“We are fortunate to live in one of the most beautiful places in the world, and Trailhead Direct makes it easier for all our residents and visitors to access our incredible outdoors using transit. Trailhead Direct builds on our investments in the Seattle transit network, where we’ve improved the frequency and reliability on 64 other routes,” said Seattle Mayor Jenny Durkan. “We are excited about this innovative public-private partnership that is creating new opportunities for all who call Seattle home to get outside and explore our mountains.”
Trailhead Direct was first launched in August 2017 as a pilot project sponsored by King County Metro’s Community Connections program and King County Parks to expand access to hiking trails and reduce trailhead congestion in the Issaquah Alps, where illegally parked vehicles created traffic hazards and safety concerns.
The new service will operate 19- and 27-seat vans with capacity for two bicycles for each trip. Passengers pay Metro’s standard off-peak adult fare of $2.50 until July, when Metro implements a $2.75 flat fare.

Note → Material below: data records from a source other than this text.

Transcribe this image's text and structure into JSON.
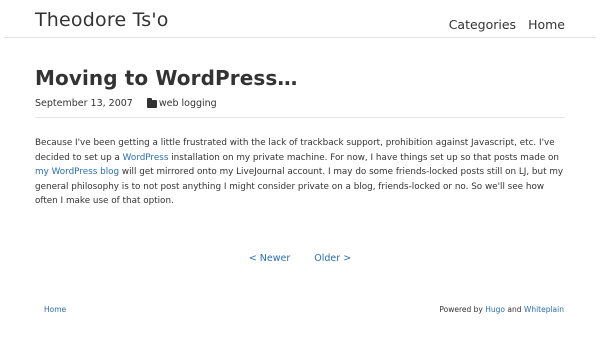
{
  "header": {
    "site_title": "Theodore Ts'o",
    "nav": [
      {
        "label": "Categories"
      },
      {
        "label": "Home"
      }
    ]
  },
  "post": {
    "title": "Moving to WordPress…",
    "date": "September 13, 2007",
    "category": "web logging",
    "category_icon": "folder-icon",
    "body": {
      "t1": "Because I've been getting a little frustrated with the lack of trackback support, prohibition against Javascript, etc. I've decided to set up a ",
      "link1": "WordPress",
      "t2": " installation on my private machine. For now, I have things set up so that posts made on ",
      "link2": "my WordPress blog",
      "t3": " will get mirrored onto my LiveJournal account. I may do some friends-locked posts still on LJ, but my general philosophy is to not post anything I might consider private on a blog, friends-locked or no. So we'll see how often I make use of that option."
    }
  },
  "pager": {
    "newer": "< Newer",
    "older": "Older >"
  },
  "footer": {
    "home": "Home",
    "powered_prefix": "Powered by ",
    "hugo": "Hugo",
    "and": " and ",
    "theme": "Whiteplain"
  },
  "colors": {
    "link": "#2a6fb5",
    "text": "#333333",
    "rule": "#e3e3e3"
  }
}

Passengers can pay with an ORCA card, Transit Go Mobile ticket, or cash.
In early summer, the popular Mailbox Peak trailhead will get Trailhead Direct service from a free satellite parking lot in North Bend.
The other partners that helped develop Trailhead Direct include the cities of Issaquah, North Bend, and Seattle, the Issaquah Alps Trail Club, Mountains to Sound Greenway Trust, Outdoors For All Foundation, Si View Metropolitan Park District, The Mountaineers, The Wilderness Society, TOTAGO, U.S. Forest Service, Washington State Department of Natural Resources, and Washington Trails Association.
Trailhead Direct – Issaquah Alps
Service begins: Saturday, April 21
Start and end point: Mount Baker Transit Center: Rainier Avenue South and South Forest Street, Seattle, WA 98144
Stops: Eastgate Freeway Station, Issaquah Transit Center
Trailheads: Margaret’s Way, Chirico Trail-Poo Poo Point, the High School Trail, and East Sunset Way
Trailhead Direct – Mount Si/Mount Teneriffe
Service begins: Saturday, May 19
Start and end point: Sound Transit’s Capitol Hill Link Light Rail Station: 140 Broadway E, Seattle, WA 98102
Stops: Broadway and John Street in Seattle, Pine Street and Ninth Avenue in Seattle, Eastgate Freeway Station, North Bend Park & Ride
Trailheads: Mount Si and Mount Teneriffe in North Bend